»»

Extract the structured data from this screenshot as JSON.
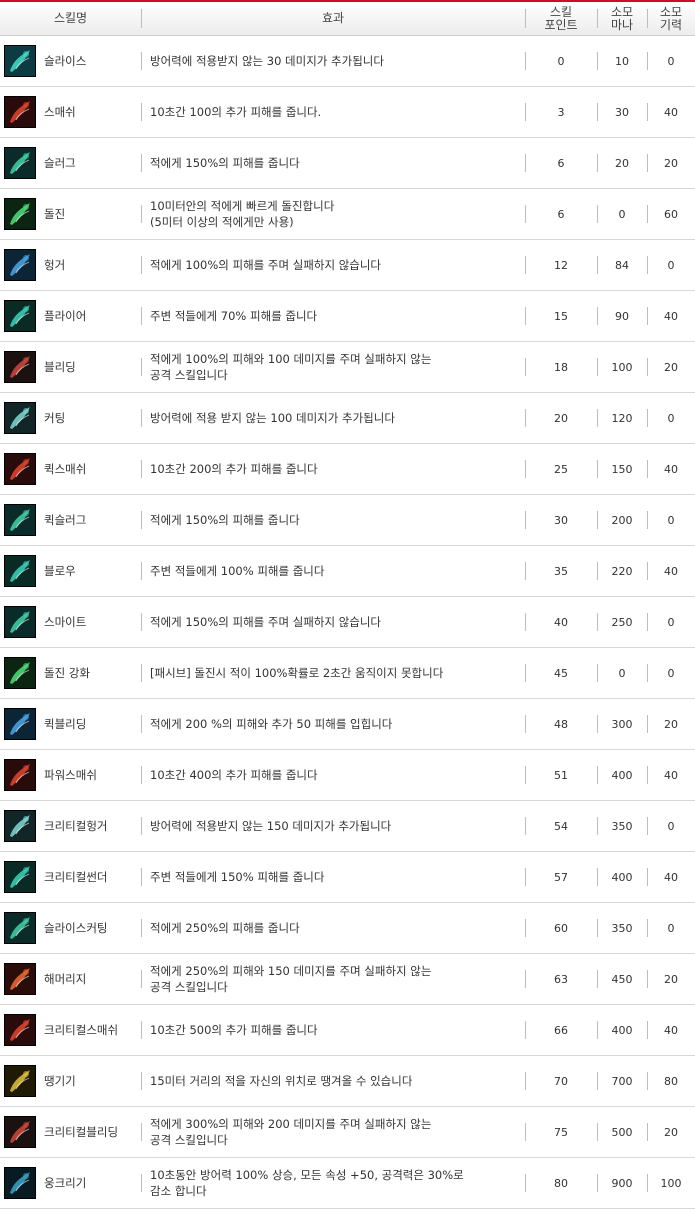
{
  "headers": {
    "name": "스킬명",
    "effect": "효과",
    "points": [
      "스킬",
      "포인트"
    ],
    "mana": [
      "소모",
      "마나"
    ],
    "stamina": [
      "소모",
      "기력"
    ]
  },
  "skills": [
    {
      "icon": "blue-slash-icon",
      "name": "슬라이스",
      "effect": [
        "방어력에 적용받지 않는 30 데미지가 추가됩니다"
      ],
      "points": "0",
      "mana": "10",
      "stamina": "0"
    },
    {
      "icon": "red-smash-icon",
      "name": "스매쉬",
      "effect": [
        "10초간 100의 추가 피해를 줍니다."
      ],
      "points": "3",
      "mana": "30",
      "stamina": "40"
    },
    {
      "icon": "green-slug-icon",
      "name": "슬러그",
      "effect": [
        "적에게 150%의 피해를 줍니다"
      ],
      "points": "6",
      "mana": "20",
      "stamina": "20"
    },
    {
      "icon": "dash-icon",
      "name": "돌진",
      "effect": [
        "10미터안의 적에게 빠르게 돌진합니다",
        "(5미터 이상의 적에게만 사용)"
      ],
      "points": "6",
      "mana": "0",
      "stamina": "60"
    },
    {
      "icon": "blue-hunger-icon",
      "name": "헝거",
      "effect": [
        "적에게 100%의 피해를 주며 실패하지 않습니다"
      ],
      "points": "12",
      "mana": "84",
      "stamina": "0"
    },
    {
      "icon": "green-flyer-icon",
      "name": "플라이어",
      "effect": [
        "주변 적들에게 70% 피해를 줍니다"
      ],
      "points": "15",
      "mana": "90",
      "stamina": "40"
    },
    {
      "icon": "bleeding-icon",
      "name": "블리딩",
      "effect": [
        "적에게 100%의 피해와 100 데미지를 주며 실패하지 않는",
        "공격 스킬입니다"
      ],
      "points": "18",
      "mana": "100",
      "stamina": "20"
    },
    {
      "icon": "cutting-icon",
      "name": "커팅",
      "effect": [
        "방어력에 적용 받지 않는 100 데미지가 추가됩니다"
      ],
      "points": "20",
      "mana": "120",
      "stamina": "0"
    },
    {
      "icon": "red-smash-icon",
      "name": "퀵스매쉬",
      "effect": [
        "10초간 200의 추가 피해를 줍니다"
      ],
      "points": "25",
      "mana": "150",
      "stamina": "40"
    },
    {
      "icon": "green-slug-icon",
      "name": "퀵슬러그",
      "effect": [
        "적에게 150%의 피해를 줍니다"
      ],
      "points": "30",
      "mana": "200",
      "stamina": "0"
    },
    {
      "icon": "green-flyer-icon",
      "name": "블로우",
      "effect": [
        "주변 적들에게 100% 피해를 줍니다"
      ],
      "points": "35",
      "mana": "220",
      "stamina": "40"
    },
    {
      "icon": "green-slug-icon",
      "name": "스마이트",
      "effect": [
        "적에게 150%의 피해를 주며 실패하지 않습니다"
      ],
      "points": "40",
      "mana": "250",
      "stamina": "0"
    },
    {
      "icon": "dash-icon",
      "name": "돌진 강화",
      "effect": [
        "[패시브] 돌진시 적이 100%확률로 2초간 움직이지 못합니다"
      ],
      "points": "45",
      "mana": "0",
      "stamina": "0"
    },
    {
      "icon": "blue-hunger-icon",
      "name": "퀵블리딩",
      "effect": [
        "적에게 200 %의 피해와 추가 50 피해를 입힙니다"
      ],
      "points": "48",
      "mana": "300",
      "stamina": "20"
    },
    {
      "icon": "red-smash-icon",
      "name": "파워스매쉬",
      "effect": [
        "10초간 400의 추가 피해를 줍니다"
      ],
      "points": "51",
      "mana": "400",
      "stamina": "40"
    },
    {
      "icon": "cutting-icon",
      "name": "크리티컬헝거",
      "effect": [
        "방어력에 적용받지 않는 150 데미지가 추가됩니다"
      ],
      "points": "54",
      "mana": "350",
      "stamina": "0"
    },
    {
      "icon": "green-flyer-icon",
      "name": "크리티컬썬더",
      "effect": [
        "주변 적들에게 150% 피해를 줍니다"
      ],
      "points": "57",
      "mana": "400",
      "stamina": "40"
    },
    {
      "icon": "green-slug-icon",
      "name": "슬라이스커팅",
      "effect": [
        "적에게 250%의 피해를 줍니다"
      ],
      "points": "60",
      "mana": "350",
      "stamina": "0"
    },
    {
      "icon": "hammer-icon",
      "name": "해머리지",
      "effect": [
        "적에게 250%의 피해와 150 데미지를 주며 실패하지 않는",
        "공격 스킬입니다"
      ],
      "points": "63",
      "mana": "450",
      "stamina": "20"
    },
    {
      "icon": "red-smash-icon",
      "name": "크리티컬스매쉬",
      "effect": [
        "10초간 500의 추가 피해를 줍니다"
      ],
      "points": "66",
      "mana": "400",
      "stamina": "40"
    },
    {
      "icon": "pull-icon",
      "name": "땡기기",
      "effect": [
        "15미터 거리의 적을 자신의 위치로 땡겨올 수 있습니다"
      ],
      "points": "70",
      "mana": "700",
      "stamina": "80"
    },
    {
      "icon": "bleeding-icon",
      "name": "크리티컬블리딩",
      "effect": [
        "적에게 300%의 피해와 200 데미지를 주며 실패하지 않는",
        "공격 스킬입니다"
      ],
      "points": "75",
      "mana": "500",
      "stamina": "20"
    },
    {
      "icon": "crouch-icon",
      "name": "웅크리기",
      "effect": [
        "10초동안 방어력 100% 상승, 모든 속성 +50, 공격력은 30%로",
        "감소 합니다"
      ],
      "points": "80",
      "mana": "900",
      "stamina": "100"
    }
  ],
  "icon_colors": {
    "blue-slash-icon": [
      "#0d3b44",
      "#41e0c8"
    ],
    "red-smash-icon": [
      "#2a0b0b",
      "#e2452c"
    ],
    "green-slug-icon": [
      "#0b2a2a",
      "#3fd3a6"
    ],
    "dash-icon": [
      "#0c2412",
      "#4be07a"
    ],
    "blue-hunger-icon": [
      "#0b2436",
      "#4aa7e6"
    ],
    "green-flyer-icon": [
      "#0a2a26",
      "#36d6b8"
    ],
    "bleeding-icon": [
      "#1c1111",
      "#d0483a"
    ],
    "cutting-icon": [
      "#122527",
      "#7fd9d2"
    ],
    "hammer-icon": [
      "#2a0d0a",
      "#f06a32"
    ],
    "pull-icon": [
      "#1e1a06",
      "#e4c23a"
    ],
    "crouch-icon": [
      "#081a22",
      "#3aa6c8"
    ]
  }
}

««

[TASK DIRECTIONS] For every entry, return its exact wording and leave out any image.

[EXERCISE SOLUTION]
Extract the structured data from this screenshot as JSON.
{
  "headers": {
    "name": "스킬명",
    "effect": "효과",
    "points": [
      "스킬",
      "포인트"
    ],
    "mana": [
      "소모",
      "마나"
    ],
    "stamina": [
      "소모",
      "기력"
    ]
  },
  "skills": [
    {
      "icon": "blue-slash-icon",
      "name": "슬라이스",
      "effect": [
        "방어력에 적용받지 않는 30 데미지가 추가됩니다"
      ],
      "points": "0",
      "mana": "10",
      "stamina": "0"
    },
    {
      "icon": "red-smash-icon",
      "name": "스매쉬",
      "effect": [
        "10초간 100의 추가 피해를 줍니다."
      ],
      "points": "3",
      "mana": "30",
      "stamina": "40"
    },
    {
      "icon": "green-slug-icon",
      "name": "슬러그",
      "effect": [
        "적에게 150%의 피해를 줍니다"
      ],
      "points": "6",
      "mana": "20",
      "stamina": "20"
    },
    {
      "icon": "dash-icon",
      "name": "돌진",
      "effect": [
        "10미터안의 적에게 빠르게 돌진합니다",
        "(5미터 이상의 적에게만 사용)"
      ],
      "points": "6",
      "mana": "0",
      "stamina": "60"
    },
    {
      "icon": "blue-hunger-icon",
      "name": "헝거",
      "effect": [
        "적에게 100%의 피해를 주며 실패하지 않습니다"
      ],
      "points": "12",
      "mana": "84",
      "stamina": "0"
    },
    {
      "icon": "green-flyer-icon",
      "name": "플라이어",
      "effect": [
        "주변 적들에게 70% 피해를 줍니다"
      ],
      "points": "15",
      "mana": "90",
      "stamina": "40"
    },
    {
      "icon": "bleeding-icon",
      "name": "블리딩",
      "effect": [
        "적에게 100%의 피해와 100 데미지를 주며 실패하지 않는",
        "공격 스킬입니다"
      ],
      "points": "18",
      "mana": "100",
      "stamina": "20"
    },
    {
      "icon": "cutting-icon",
      "name": "커팅",
      "effect": [
        "방어력에 적용 받지 않는 100 데미지가 추가됩니다"
      ],
      "points": "20",
      "mana": "120",
      "stamina": "0"
    },
    {
      "icon": "red-smash-icon",
      "name": "퀵스매쉬",
      "effect": [
        "10초간 200의 추가 피해를 줍니다"
      ],
      "points": "25",
      "mana": "150",
      "stamina": "40"
    },
    {
      "icon": "green-slug-icon",
      "name": "퀵슬러그",
      "effect": [
        "적에게 150%의 피해를 줍니다"
      ],
      "points": "30",
      "mana": "200",
      "stamina": "0"
    },
    {
      "icon": "green-flyer-icon",
      "name": "블로우",
      "effect": [
        "주변 적들에게 100% 피해를 줍니다"
      ],
      "points": "35",
      "mana": "220",
      "stamina": "40"
    },
    {
      "icon": "green-slug-icon",
      "name": "스마이트",
      "effect": [
        "적에게 150%의 피해를 주며 실패하지 않습니다"
      ],
      "points": "40",
      "mana": "250",
      "stamina": "0"
    },
    {
      "icon": "dash-icon",
      "name": "돌진 강화",
      "effect": [
        "[패시브] 돌진시 적이 100%확률로 2초간 움직이지 못합니다"
      ],
      "points": "45",
      "mana": "0",
      "stamina": "0"
    },
    {
      "icon": "blue-hunger-icon",
      "name": "퀵블리딩",
      "effect": [
        "적에게 200 %의 피해와 추가 50 피해를 입힙니다"
      ],
      "points": "48",
      "mana": "300",
      "stamina": "20"
    },
    {
      "icon": "red-smash-icon",
      "name": "파워스매쉬",
      "effect": [
        "10초간 400의 추가 피해를 줍니다"
      ],
      "points": "51",
      "mana": "400",
      "stamina": "40"
    },
    {
      "icon": "cutting-icon",
      "name": "크리티컬헝거",
      "effect": [
        "방어력에 적용받지 않는 150 데미지가 추가됩니다"
      ],
      "points": "54",
      "mana": "350",
      "stamina": "0"
    },
    {
      "icon": "green-flyer-icon",
      "name": "크리티컬썬더",
      "effect": [
        "주변 적들에게 150% 피해를 줍니다"
      ],
      "points": "57",
      "mana": "400",
      "stamina": "40"
    },
    {
      "icon": "green-slug-icon",
      "name": "슬라이스커팅",
      "effect": [
        "적에게 250%의 피해를 줍니다"
      ],
      "points": "60",
      "mana": "350",
      "stamina": "0"
    },
    {
      "icon": "hammer-icon",
      "name": "해머리지",
      "effect": [
        "적에게 250%의 피해와 150 데미지를 주며 실패하지 않는",
        "공격 스킬입니다"
      ],
      "points": "63",
      "mana": "450",
      "stamina": "20"
    },
    {
      "icon": "red-smash-icon",
      "name": "크리티컬스매쉬",
      "effect": [
        "10초간 500의 추가 피해를 줍니다"
      ],
      "points": "66",
      "mana": "400",
      "stamina": "40"
    },
    {
      "icon": "pull-icon",
      "name": "땡기기",
      "effect": [
        "15미터 거리의 적을 자신의 위치로 땡겨올 수 있습니다"
      ],
      "points": "70",
      "mana": "700",
      "stamina": "80"
    },
    {
      "icon": "bleeding-icon",
      "name": "크리티컬블리딩",
      "effect": [
        "적에게 300%의 피해와 200 데미지를 주며 실패하지 않는",
        "공격 스킬입니다"
      ],
      "points": "75",
      "mana": "500",
      "stamina": "20"
    },
    {
      "icon": "crouch-icon",
      "name": "웅크리기",
      "effect": [
        "10초동안 방어력 100% 상승, 모든 속성 +50, 공격력은 30%로",
        "감소 합니다"
      ],
      "points": "80",
      "mana": "900",
      "stamina": "100"
    }
  ],
  "icon_colors": {
    "blue-slash-icon": [
      "#0d3b44",
      "#41e0c8"
    ],
    "red-smash-icon": [
      "#2a0b0b",
      "#e2452c"
    ],
    "green-slug-icon": [
      "#0b2a2a",
      "#3fd3a6"
    ],
    "dash-icon": [
      "#0c2412",
      "#4be07a"
    ],
    "blue-hunger-icon": [
      "#0b2436",
      "#4aa7e6"
    ],
    "green-flyer-icon": [
      "#0a2a26",
      "#36d6b8"
    ],
    "bleeding-icon": [
      "#1c1111",
      "#d0483a"
    ],
    "cutting-icon": [
      "#122527",
      "#7fd9d2"
    ],
    "hammer-icon": [
      "#2a0d0a",
      "#f06a32"
    ],
    "pull-icon": [
      "#1e1a06",
      "#e4c23a"
    ],
    "crouch-icon": [
      "#081a22",
      "#3aa6c8"
    ]
  }
}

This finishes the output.